T(n)T(n) represents the fib function. T(n1)T(n-1) and T(n2)T(n-2) represent the recursive calls to fib(n-1) fib(n-2), whereas the ‘4’ represents the basic operations in the code. Namely, the comparison on line 4 and the two subtractions and one addition on line 6. Lastly, T(1)=1T(1) = 1 and T(0)=1T(0) = 1 represent the base-cases.

To solve this recurrence, we can simplify it by approximating that T(n1)T(n2)T(n-1) \approx T(n-2). The time that is taken to calculate T(n1)T(n-1) is greater than the time taken to calculate T(n2)T(n-2), so this approximation gives us an upper bound on the total time complexity:

eq 1: T(n)=2T(n1)+4T(n) = 2T(n-1)+4

Replacing nn by n1n-1 on both sides:

eq 2: T(n1)=2T(n2)+cT(n-1) = 2T(n-2)+c where c=4c = 4

So, we can replace T(n1)T(n−1) in eq 1 with the value of it in eq 2 to get:

T(n)=2(2T(n2)+c)+cT(n) = 2(2T(n-2)+c)+c

= 4T(n2)+3c4T(n-2)+3c

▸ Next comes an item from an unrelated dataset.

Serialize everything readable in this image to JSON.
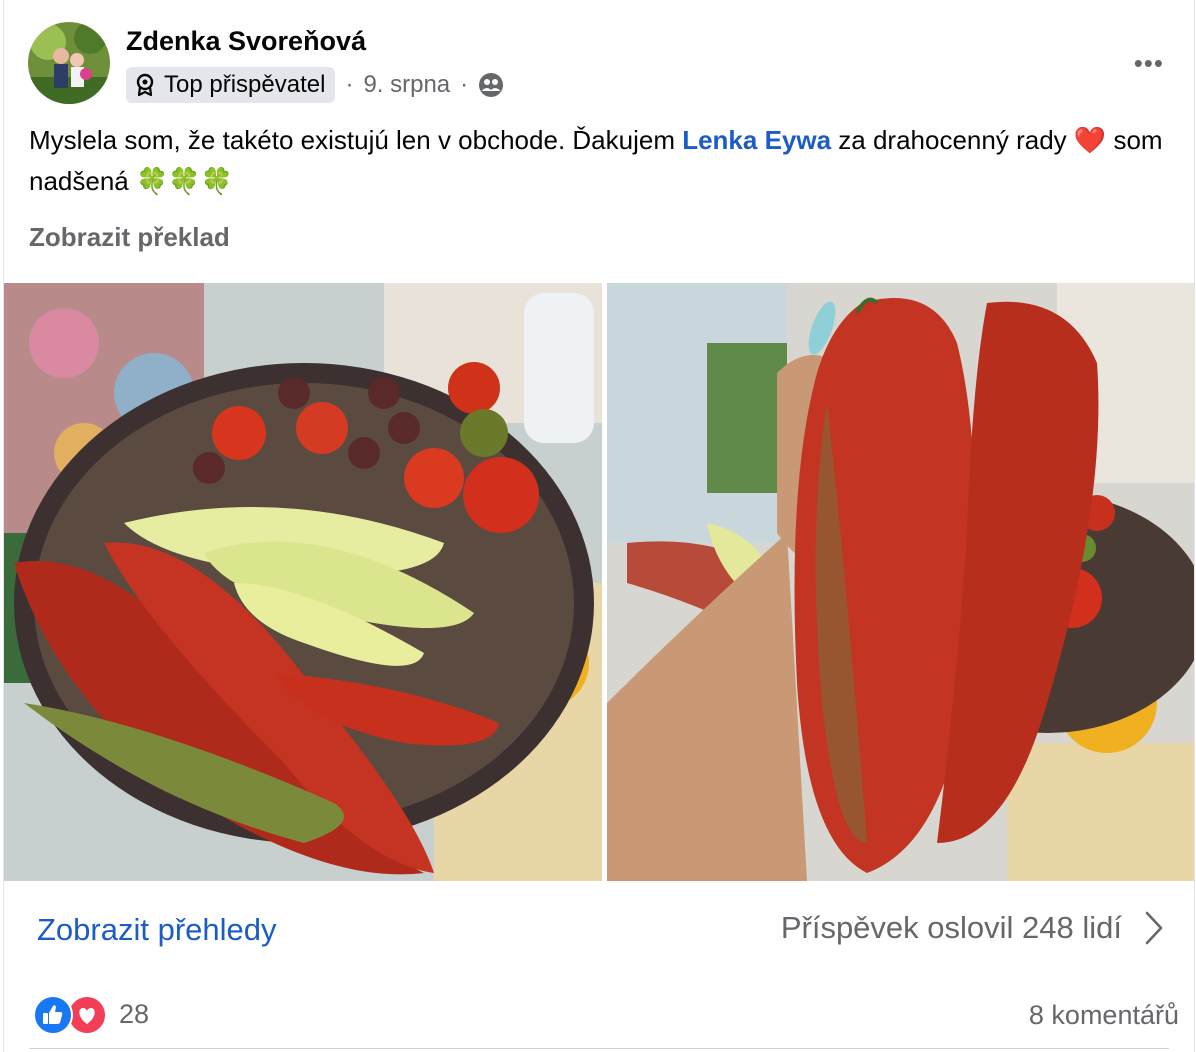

= 4(2T(n3)+c)+3c4(2T(n-3)+c)+3c

= 8T(n3)+7c8T(n-3)+7c


You must have noticed a pattern here, which means that this equation can be written in generic terms.

generic: T(n)=2kT(nk)+(2k1)c T(n) = 2^kT(n-k)+(2^k-1)c \space

where kk is the number of times that the equation was substituted into. Have a look at the following for a clearer picture:

T(n)=2T(n1)+c            k=1T(n) = 2T(n-1)+c \;\;\;\;\;\; \color{red} k \color{red}= \color{red}1

T(n)=4T(n2)+3c        k=2T(n) = 4T(n-2)+3c \;\;\;\; \color{red} k \color{red}= \color{red}2

T(n)=8T(n3)+7c        k=3T(n) = 8T(n-3)+7c \;\;\;\; \color{red} k \color{red}= \color{red}3


Let’s consider what value of kk brings the argument of T(nk)T(n-k) to the base case of 1. If nk=1n - k = 1, then k=n1k = n - 1. Next, we substitute k = n - 1 in the expression for T(n)T(n). We can now put the generic equation in terms of T(1)T(1), the value of which we know is 11:

T(n)=2n1+(2n11)cT(n) = 2^{n-1}+(2^{n-1}-1)c

=2n1+c2n1c= 2^{n-1}+ c2^{n-1}-c

=2n1(1+c)c = 2^{n-1}(1+ c)-c \space


T(n)=2n1(1+c)cT(n) = 2^{n-1}(1+ c)-c

This means that the fib(n) function is in O(2n)O(2^n), i.e., exponential time, which isn’t very efficient. What is causing this inefficiency and how can we improve this? Let’s take a look at that now.

Redundant calculations

One factor is that some terms of fib(n) are calculated several times. Look at the following slides to see which ones are repeated in the case of fib(6):